ANTARCTICA - AN EXHIBITION AT HOTEL SKEPPSHOLMEN
I november 2017 bordade jag ett skepp från Falklandsöarna till Antarktis som expeditionsfotograf för Lewis Pugh Foundation och UN Environment. Lewis Pugh (lewispugh.com) är en orädd havssimmare, advokat och utsedd av FN till ’Patron of the Oceans’ (unenvironment.org) – med målet att säkra världens största marina skyddsområde, runt hela den antarktiska kontinenten, innan år 2020. Teamet runt Lewis bestod av tio personer, däribland läkare, filmare, drönaroperatörer, räddningspaddlare, samordnare, och skribenter.
Alla 15 bilder på Hotel Skeppsholmen kommer från denna expedition, och kan köpas direkt på utställningen fram till 31 januari 2019. Verken är signerade och numrerade, dvs i begränsad upplaga om 25. Är utställningsexemplaret av den bild du vill köpa redan såld, kan du ändå beställa samma bild i samma utförande - som jag tar fram.
Gå gärna förbi Hotel Skeppsholmen i Stockholm och se bilderna i sitt rätta format.

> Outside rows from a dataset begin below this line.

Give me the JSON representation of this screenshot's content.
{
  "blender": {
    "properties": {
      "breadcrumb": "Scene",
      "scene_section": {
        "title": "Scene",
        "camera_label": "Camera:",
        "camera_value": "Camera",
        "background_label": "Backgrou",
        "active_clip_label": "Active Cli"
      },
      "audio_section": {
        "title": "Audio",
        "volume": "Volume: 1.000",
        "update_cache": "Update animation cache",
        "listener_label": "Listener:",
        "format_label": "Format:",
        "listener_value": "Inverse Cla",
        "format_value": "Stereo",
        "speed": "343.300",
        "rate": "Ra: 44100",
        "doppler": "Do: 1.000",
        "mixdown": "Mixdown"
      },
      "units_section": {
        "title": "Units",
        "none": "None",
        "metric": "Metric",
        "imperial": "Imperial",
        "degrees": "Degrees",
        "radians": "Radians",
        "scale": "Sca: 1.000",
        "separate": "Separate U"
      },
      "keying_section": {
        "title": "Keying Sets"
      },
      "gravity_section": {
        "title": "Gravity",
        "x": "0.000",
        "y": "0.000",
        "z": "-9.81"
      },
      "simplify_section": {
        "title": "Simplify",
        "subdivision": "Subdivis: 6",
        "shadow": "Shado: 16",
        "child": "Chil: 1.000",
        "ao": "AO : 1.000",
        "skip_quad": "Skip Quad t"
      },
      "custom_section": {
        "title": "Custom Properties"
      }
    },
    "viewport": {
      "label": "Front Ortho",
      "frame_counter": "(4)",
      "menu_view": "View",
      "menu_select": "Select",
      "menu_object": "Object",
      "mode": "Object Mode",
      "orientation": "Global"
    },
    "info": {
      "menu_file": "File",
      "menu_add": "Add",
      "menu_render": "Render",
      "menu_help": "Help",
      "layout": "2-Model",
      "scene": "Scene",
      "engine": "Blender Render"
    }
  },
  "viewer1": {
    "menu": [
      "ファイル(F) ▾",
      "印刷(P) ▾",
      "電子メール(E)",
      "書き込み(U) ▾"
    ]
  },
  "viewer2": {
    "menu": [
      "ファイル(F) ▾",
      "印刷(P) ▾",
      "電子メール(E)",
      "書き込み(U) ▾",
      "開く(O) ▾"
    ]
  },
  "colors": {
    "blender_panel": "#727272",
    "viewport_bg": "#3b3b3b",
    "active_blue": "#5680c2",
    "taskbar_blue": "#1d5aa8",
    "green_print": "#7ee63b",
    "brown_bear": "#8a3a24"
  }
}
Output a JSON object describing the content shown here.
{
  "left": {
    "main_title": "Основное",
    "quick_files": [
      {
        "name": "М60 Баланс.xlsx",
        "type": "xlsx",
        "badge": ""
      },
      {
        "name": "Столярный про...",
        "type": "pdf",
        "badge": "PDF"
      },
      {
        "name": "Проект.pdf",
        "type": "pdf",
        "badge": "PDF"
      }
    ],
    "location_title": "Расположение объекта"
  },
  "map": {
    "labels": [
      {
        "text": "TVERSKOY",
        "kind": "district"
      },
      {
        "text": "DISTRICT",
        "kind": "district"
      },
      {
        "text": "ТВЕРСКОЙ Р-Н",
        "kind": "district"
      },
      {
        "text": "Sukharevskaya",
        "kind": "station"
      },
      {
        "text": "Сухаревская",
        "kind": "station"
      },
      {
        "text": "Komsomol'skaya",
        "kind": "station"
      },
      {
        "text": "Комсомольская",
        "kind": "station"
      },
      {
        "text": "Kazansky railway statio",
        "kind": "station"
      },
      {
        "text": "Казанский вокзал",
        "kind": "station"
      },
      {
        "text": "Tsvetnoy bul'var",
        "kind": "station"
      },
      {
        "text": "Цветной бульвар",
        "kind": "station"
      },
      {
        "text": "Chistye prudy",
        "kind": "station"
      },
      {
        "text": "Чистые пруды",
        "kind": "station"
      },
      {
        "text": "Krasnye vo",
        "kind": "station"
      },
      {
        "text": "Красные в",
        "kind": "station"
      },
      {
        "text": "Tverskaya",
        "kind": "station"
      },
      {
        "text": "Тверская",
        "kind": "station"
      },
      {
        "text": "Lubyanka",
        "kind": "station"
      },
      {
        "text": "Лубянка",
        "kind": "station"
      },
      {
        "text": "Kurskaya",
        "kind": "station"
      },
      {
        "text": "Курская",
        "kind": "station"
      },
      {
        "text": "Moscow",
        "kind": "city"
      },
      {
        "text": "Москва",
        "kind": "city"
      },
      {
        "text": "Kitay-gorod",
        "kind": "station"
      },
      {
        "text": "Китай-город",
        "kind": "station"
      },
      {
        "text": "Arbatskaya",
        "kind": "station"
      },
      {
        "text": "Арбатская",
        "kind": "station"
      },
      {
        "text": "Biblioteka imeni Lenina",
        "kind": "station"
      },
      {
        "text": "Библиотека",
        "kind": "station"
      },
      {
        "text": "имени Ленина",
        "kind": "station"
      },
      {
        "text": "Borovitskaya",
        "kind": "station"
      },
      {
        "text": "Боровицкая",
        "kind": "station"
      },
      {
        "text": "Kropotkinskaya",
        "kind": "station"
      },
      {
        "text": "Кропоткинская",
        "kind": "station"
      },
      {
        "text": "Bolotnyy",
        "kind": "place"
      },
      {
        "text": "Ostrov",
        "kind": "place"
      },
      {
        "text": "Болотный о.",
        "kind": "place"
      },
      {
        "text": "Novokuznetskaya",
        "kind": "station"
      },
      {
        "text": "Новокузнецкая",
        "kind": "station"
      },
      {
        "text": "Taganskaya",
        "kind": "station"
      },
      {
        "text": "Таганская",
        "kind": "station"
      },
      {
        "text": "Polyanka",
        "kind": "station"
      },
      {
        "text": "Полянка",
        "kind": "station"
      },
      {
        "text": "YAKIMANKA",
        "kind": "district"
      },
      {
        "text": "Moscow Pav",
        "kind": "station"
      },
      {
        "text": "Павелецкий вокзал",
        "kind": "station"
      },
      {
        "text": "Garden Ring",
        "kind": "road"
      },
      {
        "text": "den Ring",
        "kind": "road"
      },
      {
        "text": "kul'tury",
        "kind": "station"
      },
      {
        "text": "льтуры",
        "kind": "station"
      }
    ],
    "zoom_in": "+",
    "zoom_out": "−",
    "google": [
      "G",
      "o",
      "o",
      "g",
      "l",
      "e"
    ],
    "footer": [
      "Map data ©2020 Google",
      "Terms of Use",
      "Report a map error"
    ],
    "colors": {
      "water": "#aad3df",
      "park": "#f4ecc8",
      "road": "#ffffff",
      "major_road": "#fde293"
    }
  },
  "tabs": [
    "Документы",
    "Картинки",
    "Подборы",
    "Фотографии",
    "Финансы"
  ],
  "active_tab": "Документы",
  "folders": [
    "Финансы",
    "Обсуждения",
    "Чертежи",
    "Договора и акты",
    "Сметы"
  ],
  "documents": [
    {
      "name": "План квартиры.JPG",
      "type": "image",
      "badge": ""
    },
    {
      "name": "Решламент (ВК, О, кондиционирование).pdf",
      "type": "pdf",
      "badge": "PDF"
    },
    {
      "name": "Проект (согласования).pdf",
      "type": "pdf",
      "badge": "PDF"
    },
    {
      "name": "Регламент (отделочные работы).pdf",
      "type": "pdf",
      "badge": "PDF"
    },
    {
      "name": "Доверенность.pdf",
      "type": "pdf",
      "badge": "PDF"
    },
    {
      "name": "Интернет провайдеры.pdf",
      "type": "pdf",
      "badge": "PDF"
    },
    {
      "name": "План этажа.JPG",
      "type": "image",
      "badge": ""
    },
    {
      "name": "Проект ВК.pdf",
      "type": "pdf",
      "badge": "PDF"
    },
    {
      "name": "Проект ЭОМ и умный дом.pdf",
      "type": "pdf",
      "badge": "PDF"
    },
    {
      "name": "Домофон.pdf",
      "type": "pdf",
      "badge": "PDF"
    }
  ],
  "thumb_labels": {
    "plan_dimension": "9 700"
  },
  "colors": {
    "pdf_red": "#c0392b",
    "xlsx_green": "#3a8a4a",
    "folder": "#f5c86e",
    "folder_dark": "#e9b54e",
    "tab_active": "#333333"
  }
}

Kontakta mig på [email protected] för frågor och beställningar.
In November 2017 I embarked on a ship from the Falkland Islands to Antarctica as expedition photographer for the Lewis Pugh Foundation and UN Environment. Lewis Pugh (lewispugh.com) is a fearless ocean swimmer, lawyer and appointed UN Patron of the Oceans (unenvironment.org) – striving towards securing the largest marine protected area in the world, around the entire continent of Antarctica, by the year 2020. The team around Lewis consisted of doctor, filmmakers, drone operator, rescue paddlers, coordinator, and writers.
All 15 images at Hotel Skeppsholmen are from this expedition, and can be purchased directly at the exhibition up until January 31 2019. All art work is signed and numbed in an edition of 25. Is the exhibition piece of the image you want already sold, you can still order the exact same image – which I then produce.
Visit Hotel Skeppsholmen in Stockholm to see the photographs in their right size. Contact me at [email protected] for questions and orders.
Isn't he cold?
Oh yes. Lewis is actually terrified of the dangerously low temperatures everytime he goes in the water. But he persists of doing these long distance swims in the 'British channel swimmers' association dress code' - which is speedos, cap and goggles. No grease, no wetsuit. Just one stubborn South African.
Why is he doing this?
Lewis has a life long passion for the world's oceans, and their well-being, and now as appointed UN Patron of the Oceans, he uses these spectacular expeditions to raise awareness (he gets massive pr traction in UK media and online after each swim) and then travels between Moscow, London, and NY to negotiate stricter environmental protection directly with the politicians in charge.
What's the purpose of the images?
The still photography was and is being used as content for social media, and has gone out to world wide press covering United Nations Environment Program, and the campaign that Lewis is spear heading. In the team, were also a filmmaker from UNEP and a drone operator.
How do you get to Antarctica?
Antarctica is huge, and if you approach it from the north like we did - aiming at the Wedell Sea and the Antarctic Peninsula, the natural starting point is the Falkland Islands. But since Argentina still blocks almost all south American nations from transfering travellers to the Falklands (still a bad vibe since the war) you can either fly in from Punta Arenas (Chile) or catch a ride with a British military plane from the RAF base Brize Norton outside Oxford, England. Which I did. There are a select number of commercial cruise ships doing this route, most start out in Montevideo - Uruguay.
What's the environmental threat to this region?
We passed South Georgia and the South Sandwich Islands, which is UK territory. This is an intensely unique biodiversity hotspot, but only 2% of these waters are protected (against industrial fishing and exploitation). The same goes for the waters around Antarctica, which is governed by the 'Antarctic Treaty' from the mid 60's, where a bunch of nations have agreed to protecting the continent, but not necessarily its waters. Global warming is one issue, but also industrial fishing of Krill, and plastic pollution.
What's next for Lewis?
Being a former SAS, as well as a Cambridge lawyer - he is always aiming ahead at the next obstacle. The Arctic is actually an even more pressing environmental issue, and Lewis has already done amazing swims and campaigns there - one of them being the first person to swim across the North Pole in 2007. He will most certainly return to this region for more fun stuff and unthinkable swims in the summer of 2019, so stay tuned.